MAY 16 is the traditional memorial of ST. SIMON STOCK (+1265). Little about St. Simon comes from contemporary records. Much was written one hundred years, or more, later and it is hard to distinguish which is real and which is elaborated.
What we do know is that Simon was English and probably born in Kent, the area bordering the English Channel, around 1165. He was an ascetic and lived as a hermit for years. He lived on a diet of roots, herbs, wild apples and water. The story is that he became a hermit at 12 and lived in a hallowed out oak tree (a stock). Hence his surname.
Around 1205, the patriarch of Jerusalem, Albert, had given a written rule to men dedicated to Our Lady of Mount Carmel. A few years later, a group of Englishmen returned from one of the Crusades. These men had dedicated their lives to the rule of Carmelite friars and took to the woods of Kent to pray and serve. Simon was drawn to them and, by the end of 1212, had joined them. He was sent to Oxford to continue his studies and returned in two years, exhibiting his knowledge and sanctity. In 1215, he was nominated vicar-general for the western provinces.
However, many secular clergy and other orders were not encouraged by these contemplative monks and made trouble for them. To counter this, Simon went to Rome in 1226 and received approval of Albert’s rule from both Pope Honorius III (1227) and Pope Gregory IX (1229).
A few years later, Simon went to Palestine to visit the Carmel. He spent six years there, where he assisted at the general chapter meeting in 1236. Due to continued onslaught of Muslim attackers, it was decided to send the majority of the friars to western Europe. So, beginning in 1240, many moved to England. By 1245, the order in England had grown quite large and Simon, by this time 80 years old, was elected to be prior general.
Under Simon’s leadership, the Carmelite order flourished, founding convents in university cities of Cambridge, Oxford, Paris and Bologna. This was in keeping with the concept of expansion so that the young novices could be easily educated.
The difficulties of oppression by secular clergy and others continued. The entire Carmelite body, devoted to the Blessed Virgin, prayed for a singular privilege for the order so that it would be saved. It is said that on July 16, 1251, she appeared to Simon, holding a small scapular. Not only did she insist that those who wore the scapular (persevered in their vocation) would be saved, but she also suggested that Simon apply for a letter of protection from Pope Innocent IV. Simon went, again, to Rome and received this letter on January 13, 1252. Today, the scapular is used throughout the world as a symbol of dedication to Our Lady of Mount Carmel, used along with the accompanying prayers and devotions. The Carmelites continued to expand.

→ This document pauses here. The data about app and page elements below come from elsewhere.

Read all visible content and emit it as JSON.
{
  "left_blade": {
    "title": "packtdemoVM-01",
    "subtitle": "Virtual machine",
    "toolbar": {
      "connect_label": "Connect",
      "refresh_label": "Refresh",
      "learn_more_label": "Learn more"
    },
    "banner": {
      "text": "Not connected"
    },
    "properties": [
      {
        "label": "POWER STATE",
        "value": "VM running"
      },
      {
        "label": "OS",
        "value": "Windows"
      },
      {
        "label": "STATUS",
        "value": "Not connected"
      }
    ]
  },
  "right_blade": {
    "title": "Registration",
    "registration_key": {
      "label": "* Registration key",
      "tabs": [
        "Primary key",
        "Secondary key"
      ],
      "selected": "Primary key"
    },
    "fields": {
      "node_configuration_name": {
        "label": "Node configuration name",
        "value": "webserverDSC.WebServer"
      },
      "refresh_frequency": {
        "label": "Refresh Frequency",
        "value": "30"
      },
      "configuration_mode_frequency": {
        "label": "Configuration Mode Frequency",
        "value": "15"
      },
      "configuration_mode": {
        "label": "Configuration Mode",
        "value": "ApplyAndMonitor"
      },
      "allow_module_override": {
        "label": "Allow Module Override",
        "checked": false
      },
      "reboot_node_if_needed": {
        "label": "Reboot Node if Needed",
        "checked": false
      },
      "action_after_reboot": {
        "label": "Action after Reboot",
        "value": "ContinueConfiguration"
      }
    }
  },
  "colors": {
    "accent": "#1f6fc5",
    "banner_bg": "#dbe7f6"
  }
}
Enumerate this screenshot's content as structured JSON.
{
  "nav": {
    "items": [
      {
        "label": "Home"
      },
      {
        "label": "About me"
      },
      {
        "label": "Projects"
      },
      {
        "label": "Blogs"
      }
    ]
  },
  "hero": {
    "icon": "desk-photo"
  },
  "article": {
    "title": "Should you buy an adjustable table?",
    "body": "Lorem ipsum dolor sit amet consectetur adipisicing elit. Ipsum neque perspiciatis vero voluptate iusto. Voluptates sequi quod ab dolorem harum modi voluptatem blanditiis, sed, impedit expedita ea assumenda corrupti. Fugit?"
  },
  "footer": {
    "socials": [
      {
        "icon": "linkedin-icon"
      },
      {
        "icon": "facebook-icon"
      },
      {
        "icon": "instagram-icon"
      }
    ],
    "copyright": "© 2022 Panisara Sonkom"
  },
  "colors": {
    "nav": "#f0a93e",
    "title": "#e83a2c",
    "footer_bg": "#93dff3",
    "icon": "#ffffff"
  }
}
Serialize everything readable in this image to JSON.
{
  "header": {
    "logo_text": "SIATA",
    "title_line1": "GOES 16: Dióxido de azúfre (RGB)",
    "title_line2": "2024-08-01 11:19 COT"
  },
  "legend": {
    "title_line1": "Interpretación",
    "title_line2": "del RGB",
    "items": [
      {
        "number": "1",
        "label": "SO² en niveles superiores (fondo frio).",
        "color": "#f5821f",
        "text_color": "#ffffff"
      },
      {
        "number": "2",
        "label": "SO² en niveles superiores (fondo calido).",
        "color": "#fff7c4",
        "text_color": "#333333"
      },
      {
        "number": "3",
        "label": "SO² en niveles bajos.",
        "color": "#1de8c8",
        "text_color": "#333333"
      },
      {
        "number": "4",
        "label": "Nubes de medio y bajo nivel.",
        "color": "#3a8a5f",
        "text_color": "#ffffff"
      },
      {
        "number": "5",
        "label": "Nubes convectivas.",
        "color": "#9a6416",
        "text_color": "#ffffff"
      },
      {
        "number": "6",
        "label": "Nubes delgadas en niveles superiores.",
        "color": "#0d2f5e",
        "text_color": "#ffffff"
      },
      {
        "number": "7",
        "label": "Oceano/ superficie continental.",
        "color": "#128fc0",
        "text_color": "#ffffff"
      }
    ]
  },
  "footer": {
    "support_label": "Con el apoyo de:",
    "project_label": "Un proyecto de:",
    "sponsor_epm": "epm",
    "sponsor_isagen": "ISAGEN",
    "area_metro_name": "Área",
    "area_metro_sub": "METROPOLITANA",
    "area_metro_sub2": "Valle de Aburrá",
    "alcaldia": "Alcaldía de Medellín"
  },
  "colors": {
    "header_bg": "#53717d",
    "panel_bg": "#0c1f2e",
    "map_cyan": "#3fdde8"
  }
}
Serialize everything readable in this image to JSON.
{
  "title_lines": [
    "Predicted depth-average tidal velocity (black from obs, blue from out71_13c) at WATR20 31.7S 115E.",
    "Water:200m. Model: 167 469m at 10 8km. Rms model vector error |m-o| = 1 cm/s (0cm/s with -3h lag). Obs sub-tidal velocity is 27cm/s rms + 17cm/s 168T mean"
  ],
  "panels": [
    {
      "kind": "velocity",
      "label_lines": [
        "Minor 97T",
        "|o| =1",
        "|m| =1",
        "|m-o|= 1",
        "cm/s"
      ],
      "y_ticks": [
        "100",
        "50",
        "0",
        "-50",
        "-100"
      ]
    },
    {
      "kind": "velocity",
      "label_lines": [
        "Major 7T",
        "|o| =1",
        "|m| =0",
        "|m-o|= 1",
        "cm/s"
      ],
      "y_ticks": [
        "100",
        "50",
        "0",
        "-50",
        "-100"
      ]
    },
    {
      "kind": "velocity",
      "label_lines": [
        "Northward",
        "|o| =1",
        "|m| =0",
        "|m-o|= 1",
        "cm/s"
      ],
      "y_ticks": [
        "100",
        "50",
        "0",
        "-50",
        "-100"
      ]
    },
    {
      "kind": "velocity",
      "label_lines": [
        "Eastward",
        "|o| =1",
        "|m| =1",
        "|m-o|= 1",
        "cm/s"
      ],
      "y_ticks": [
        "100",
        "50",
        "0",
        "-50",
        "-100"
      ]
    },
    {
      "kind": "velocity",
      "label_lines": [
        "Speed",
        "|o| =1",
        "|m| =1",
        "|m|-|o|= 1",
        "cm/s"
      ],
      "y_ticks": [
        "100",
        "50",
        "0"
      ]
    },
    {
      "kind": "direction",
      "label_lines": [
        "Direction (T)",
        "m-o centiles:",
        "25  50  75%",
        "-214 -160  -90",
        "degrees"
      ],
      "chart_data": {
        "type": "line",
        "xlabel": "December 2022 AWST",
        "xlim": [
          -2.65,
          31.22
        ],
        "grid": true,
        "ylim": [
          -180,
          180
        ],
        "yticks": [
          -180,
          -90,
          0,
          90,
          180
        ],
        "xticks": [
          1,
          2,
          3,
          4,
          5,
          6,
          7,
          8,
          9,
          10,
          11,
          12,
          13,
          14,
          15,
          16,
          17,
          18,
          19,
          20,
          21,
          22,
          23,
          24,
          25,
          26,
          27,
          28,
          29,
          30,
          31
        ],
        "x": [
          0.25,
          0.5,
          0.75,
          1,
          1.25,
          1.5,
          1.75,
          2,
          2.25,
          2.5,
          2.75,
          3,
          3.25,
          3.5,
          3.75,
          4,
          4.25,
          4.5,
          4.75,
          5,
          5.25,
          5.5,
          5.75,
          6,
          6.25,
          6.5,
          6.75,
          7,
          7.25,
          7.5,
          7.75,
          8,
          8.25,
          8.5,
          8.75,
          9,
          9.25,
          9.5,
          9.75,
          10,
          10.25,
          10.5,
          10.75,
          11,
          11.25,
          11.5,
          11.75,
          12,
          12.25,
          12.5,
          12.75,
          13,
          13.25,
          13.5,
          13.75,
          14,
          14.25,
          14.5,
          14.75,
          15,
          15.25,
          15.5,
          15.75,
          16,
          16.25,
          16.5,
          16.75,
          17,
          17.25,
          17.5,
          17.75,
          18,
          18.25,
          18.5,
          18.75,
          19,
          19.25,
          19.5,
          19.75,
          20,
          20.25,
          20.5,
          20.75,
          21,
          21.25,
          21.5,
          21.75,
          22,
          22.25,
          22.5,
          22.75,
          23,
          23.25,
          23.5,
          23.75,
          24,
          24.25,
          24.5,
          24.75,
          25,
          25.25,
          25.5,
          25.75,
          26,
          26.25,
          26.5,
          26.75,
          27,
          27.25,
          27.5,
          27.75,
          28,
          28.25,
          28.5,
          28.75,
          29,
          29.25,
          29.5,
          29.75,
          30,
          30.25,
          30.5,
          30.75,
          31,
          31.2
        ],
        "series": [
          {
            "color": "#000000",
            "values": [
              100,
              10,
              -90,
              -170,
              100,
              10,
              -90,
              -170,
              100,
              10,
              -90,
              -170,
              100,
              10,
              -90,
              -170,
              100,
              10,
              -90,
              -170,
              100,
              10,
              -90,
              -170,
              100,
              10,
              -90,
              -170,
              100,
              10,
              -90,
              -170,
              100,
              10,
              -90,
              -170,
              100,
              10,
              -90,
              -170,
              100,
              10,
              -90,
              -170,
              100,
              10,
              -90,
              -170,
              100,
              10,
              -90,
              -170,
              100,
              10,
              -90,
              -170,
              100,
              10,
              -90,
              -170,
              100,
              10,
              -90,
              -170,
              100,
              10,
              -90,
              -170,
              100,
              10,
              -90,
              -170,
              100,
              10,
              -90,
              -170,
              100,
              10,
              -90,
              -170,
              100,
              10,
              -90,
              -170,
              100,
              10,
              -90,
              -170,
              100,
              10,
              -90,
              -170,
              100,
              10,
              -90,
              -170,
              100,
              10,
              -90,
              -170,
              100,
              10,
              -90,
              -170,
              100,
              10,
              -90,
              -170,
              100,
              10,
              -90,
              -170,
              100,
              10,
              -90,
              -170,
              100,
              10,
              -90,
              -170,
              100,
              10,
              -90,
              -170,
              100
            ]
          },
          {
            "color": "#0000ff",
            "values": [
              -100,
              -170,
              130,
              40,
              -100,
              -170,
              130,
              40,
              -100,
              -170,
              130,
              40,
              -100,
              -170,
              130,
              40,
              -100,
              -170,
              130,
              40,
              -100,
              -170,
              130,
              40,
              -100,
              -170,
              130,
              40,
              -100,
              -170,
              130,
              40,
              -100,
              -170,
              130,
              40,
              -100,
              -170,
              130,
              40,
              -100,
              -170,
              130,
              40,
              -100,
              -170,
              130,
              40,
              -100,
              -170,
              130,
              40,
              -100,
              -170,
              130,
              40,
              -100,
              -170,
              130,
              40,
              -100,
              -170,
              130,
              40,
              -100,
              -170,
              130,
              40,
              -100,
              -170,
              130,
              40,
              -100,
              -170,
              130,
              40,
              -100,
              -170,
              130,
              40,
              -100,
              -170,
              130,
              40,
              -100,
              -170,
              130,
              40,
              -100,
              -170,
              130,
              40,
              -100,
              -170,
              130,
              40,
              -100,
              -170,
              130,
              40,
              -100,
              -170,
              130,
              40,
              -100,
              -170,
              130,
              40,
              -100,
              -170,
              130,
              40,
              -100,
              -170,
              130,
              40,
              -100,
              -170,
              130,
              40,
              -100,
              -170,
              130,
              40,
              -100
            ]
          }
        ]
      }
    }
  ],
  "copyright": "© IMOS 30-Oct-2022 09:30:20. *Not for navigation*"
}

St. Simon died May 16, 1265, probably in Bordeaux, France, where he was buried. Over the years, his relics have been divided up among several convents and churches.
July 16 is the feast of Our Lady of Mount Carmel.
“This shall be a privilege unto thee and all Carmelites; he who dies in this habit shall be saved.” — Blessed Virgin to St. Simon on presenting him a scapular of the order